(Page and application data records)
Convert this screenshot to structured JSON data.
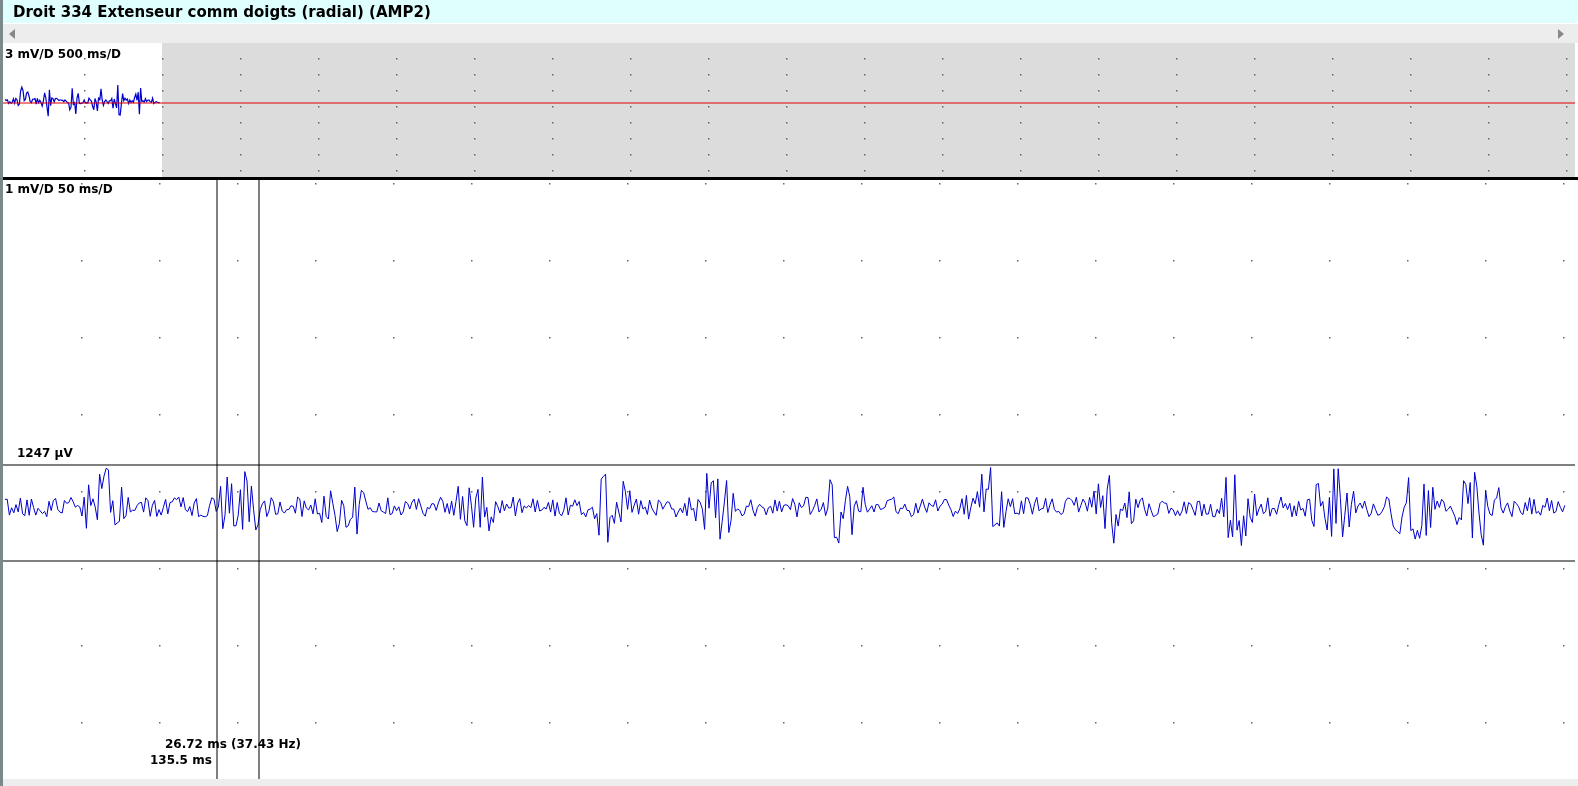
{
  "window": {
    "title": "Droit 334 Extenseur comm doigts (radial) (AMP2)"
  },
  "overview_trace": {
    "scale_label": "3 mV/D 500 ms/D"
  },
  "detail_trace": {
    "scale_label": "1 mV/D 50 ms/D",
    "amplitude_label": "1247 µV",
    "interval_reading": "26.72 ms (37.43 Hz)",
    "latency_reading": "135.5 ms"
  }
}
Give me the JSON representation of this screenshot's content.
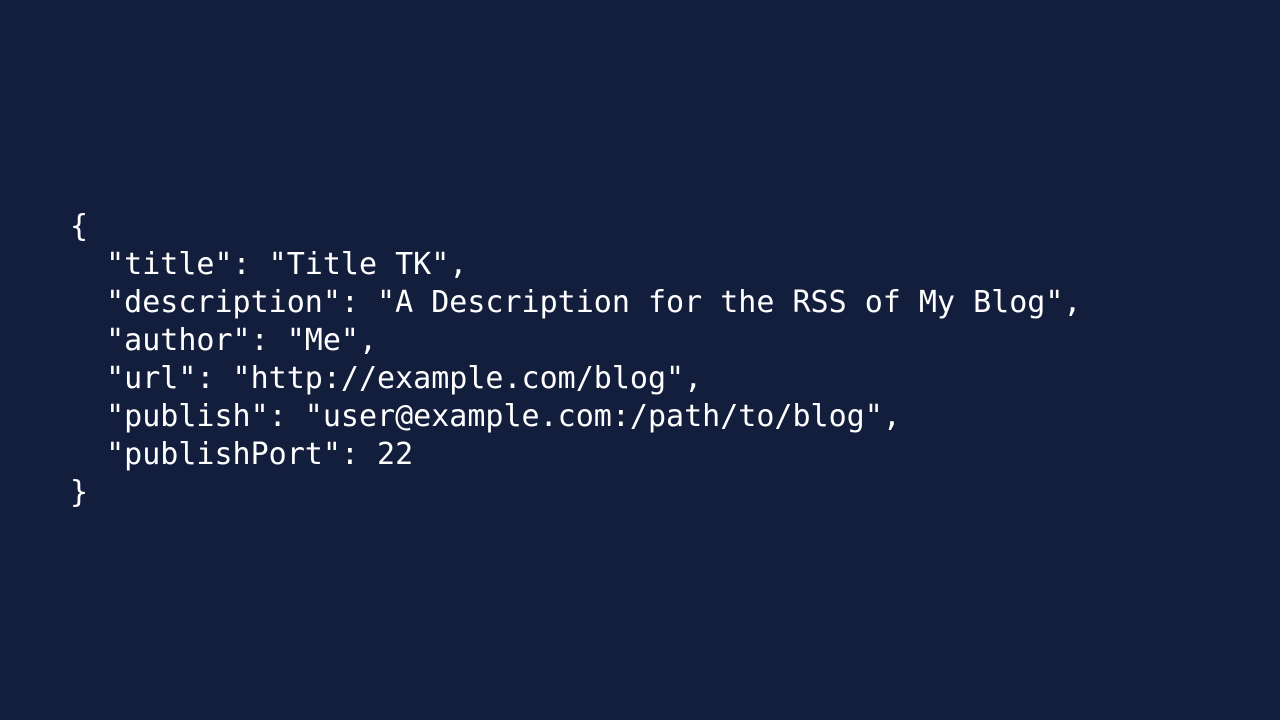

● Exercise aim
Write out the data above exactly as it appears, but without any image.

● Answer to this problem
Convert this screenshot to structured JSON data.
{
  "window": {
    "title": "Droit 334 Extenseur comm doigts (radial) (AMP2)"
  },
  "overview_trace": {
    "scale_label": "3 mV/D 500 ms/D"
  },
  "detail_trace": {
    "scale_label": "1 mV/D 50 ms/D",
    "amplitude_label": "1247 µV",
    "interval_reading": "26.72 ms (37.43 Hz)",
    "latency_reading": "135.5 ms"
  }
}
Give me the JSON representation of this screenshot's content.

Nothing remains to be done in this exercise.